The Trevor Project is the leading national organization focused on crisis and suicide prevention efforts among lesbian, gay, bisexual, transgender and questioning (LGBTQ) youth. The Trevor Helpline, 866.4.U.TREVOR (866.488.7386), is a free and confidential Helpline open 24/7 that offers hope through its trained counselors. The Trevor Helpline receives tens of thousands of calls each year. In addition to the helpline, the organization’s website provides information on identifying and assisting potentially suicidal youth and Ask Trevor, a confidential resource where youth can ask questions about sexual orientation and identity issues. The Trevor Project also provides lifesaving guidance and vital resources to educators and parents.
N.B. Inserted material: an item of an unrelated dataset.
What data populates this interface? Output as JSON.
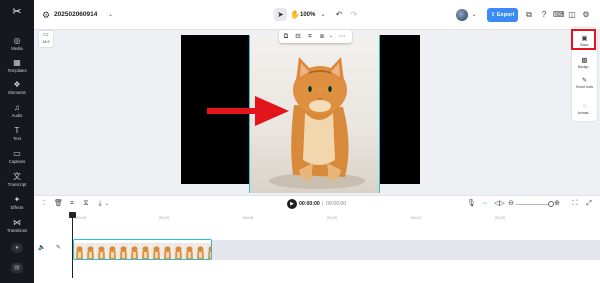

The organization was founded by three filmmakers whose film, Trevor, about a teenager who attempts suicide after realizing that he might be gay, received the 1994 Academy Award for Best Short Film (Live Action). Governed by a 30-person Board of Directors, The Trevor Project has an operating budget of $6 million, a full time staff of 30+ and more than 500 dedicated volunteers. 

Westchester Jewish Community Services, Inc.

A wide range of affordable clinical and community-based mental health, counseling and support programs, autism supports, home health care services, learning programs and services for people with developmental disabilities assist those who live or work in Westchester County. Service is offered in homes, schools, clinic settings, and in the community. We are committed to delivering the highest quality of services, to being responsive to changing community needs, and maintaining fiscal and programmatic responsibility. Specific programs, funded through UJA-Federation and private foundations, serve the Westchester Jewish community.

 Hope of Survivors

 The Hope of Survivors is a 501(c)(3) nonprofit organization dedicated to assisting victims of clergy sexual abuse and misconduct, as well as providing educational and informational materials and seminars to pastors and churches worldwide. Other divisions include: Latino, Australia, Romania, UK and Canada. Professional memberships include: Adventist Association of Family Life Professionals (AAFLP), Adventist-laymen”s Services & Industries (ASI), Outpost Centers International (OCI), the American Association of Christian Counselors (AACC), and the International Board of Christian Counselors.


NAMI, the National Alliance on Mental Illness, is the nation’s largest grassroots mental health organization dedicated to building better lives for the millions of Americans affected by mental illness.

What started as a small group of families gathered around a kitchen table in 1979 has blossomed into the nation’s leading voice on mental health. Today, we are an association of hundreds of local affiliates, state organizations and volunteers who work in your community to raise awareness and provide support and education that was not previously available to those in need.

How does this issue relate to your readings for this course?

This issue relates to one of my readings for this course. In the information Economies .pdf the author states that “The most profound impact of information technology has been to transfer the potential of the scientific method—the ever-expanding accumulation of knowledge—to the cultural sphere. Internet protocols allowed us to link any two computers, enabling an explosive global network of networks (pg. 2). In this case I use a mobile application as a method of information technology, where emerging grid protocols for distributed computing allows us to link everything else—data-bases, simulation and visualization tools, and the unused computing power of machines—generating a worldwide cultural accumulation beyond imagination, available to anyone, anywhere.

This issue also relates to the reading, in the book “Design as Future Making” by Anna Barbara. She said that; “The future is already present in the ways we inhabit spaces using new media – simultaneity, ubiquity, and super – fast transport – which can warp space coordinates” (225). There are many kind of medias and form we can communicate an idea or message. By creating a mobile application to create awareness about mental health is a way of using the digital media to spread the word around the world.


Yelavich S. and Adams B, 2014. “Design as Future Making”, (pg. 225).

Author unknown, year not listed. “Information Economies”. (pg. 2).